If you were looking for the actual epicenter for the most seismic riffs this year, you didn’t have to look any further than the burgeoning Polish scene. Among this new axemen guild, we had to mention Sunnata and their third album “Outlands”. More than just a trip across a land’s ruins drowned under their own grime, it slowly works its way through your mind. Pure dementia. Schizophrenic guitars lay an occult and eerie scene, carrying you away in the mist. Sometimes tribal, at times syncopated, those rhythms will soon make you lose your mind. Esoteric, almost messianic reverb-laden vocals drone on until you get completely brainwashed. Meticulous and obsessive, Sunnata deliver a bewitching album.
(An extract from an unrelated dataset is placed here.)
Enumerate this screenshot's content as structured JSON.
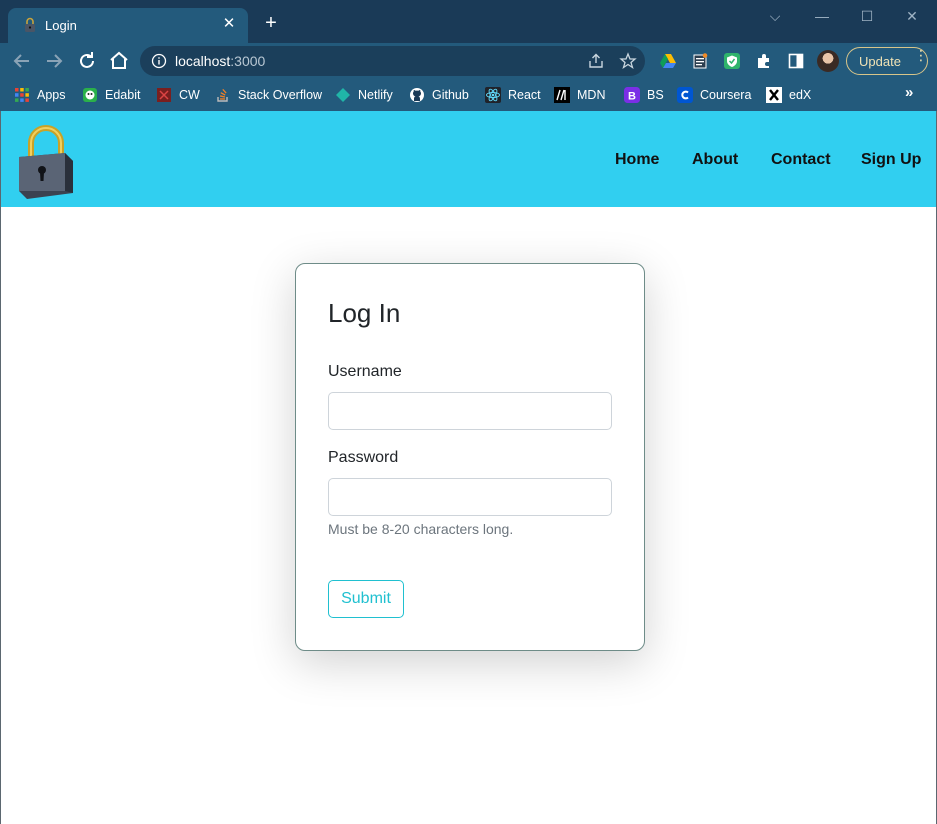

Like all great records, “Outlands” forms a puzzle of details taking their cue in the band’s influences, bounding their own doom path to yet uncharted territories.
Mentioning the 70s instantly brings to mind the riff feist happily provided by its fiercest guitar heroes — the Heavy Metal Thunder genesis. But we tend to forget how soulful this decade was. Rising from the dead, Graveyard ward off their previous blues wanderings, sounding stronger and louder, but most of all, “Peace” invokes the power of soul like never before. While the Swedes could have easily caused whiplashes, their songs drape themselves in a grim kind of poetry. The scent of chrysanthemums and a shower of withered flowers precedes the sonic melancholy. Hoarse and inhabited vocals will bury you six feet under and roses will entwine your tight hearts. This gut-wrenching soul feels like an epitaph, for a band who has nothing to lose. You don’t come back twice from the dead. Yet when you put that much passion and fire into your music, the reaper may make an exception. Dellamorte Dellamore.
Year-end lists would only be a miscellany of albums based on rankings that prove to be inversely proportional to the “pleasure” variable… unless you add your own guilty pleasure. The jury’s “special mention”, in some way. When the whole THC team (deservedly) rose Messa as their protégés, I had put Wychhound under the spotlight. Two years after their debut EP release, they parted ways with their vocalist. They didn’t get any flustered and chose to go all instrumental with “Earth Orbiter” — a risky bet considering the fact that their hardly-earned fan base was expecting “songs”. This is when you usually invoke the Holy Riff and fire away. Wychhound recorded all the songs live in order to deliver a raw, barely carved ore. Powerful, primitive, it’s as imperfect as it is sincere. Freed from their lyrics and sorrows, the foursome crafted their own lingo. “Earth Orbiter” feels like being carried away by a story, without even grasping it. It doesn’t matter in the end, for you will now have a brand new vocabulary to make your own.
Last modified: 4 February 2019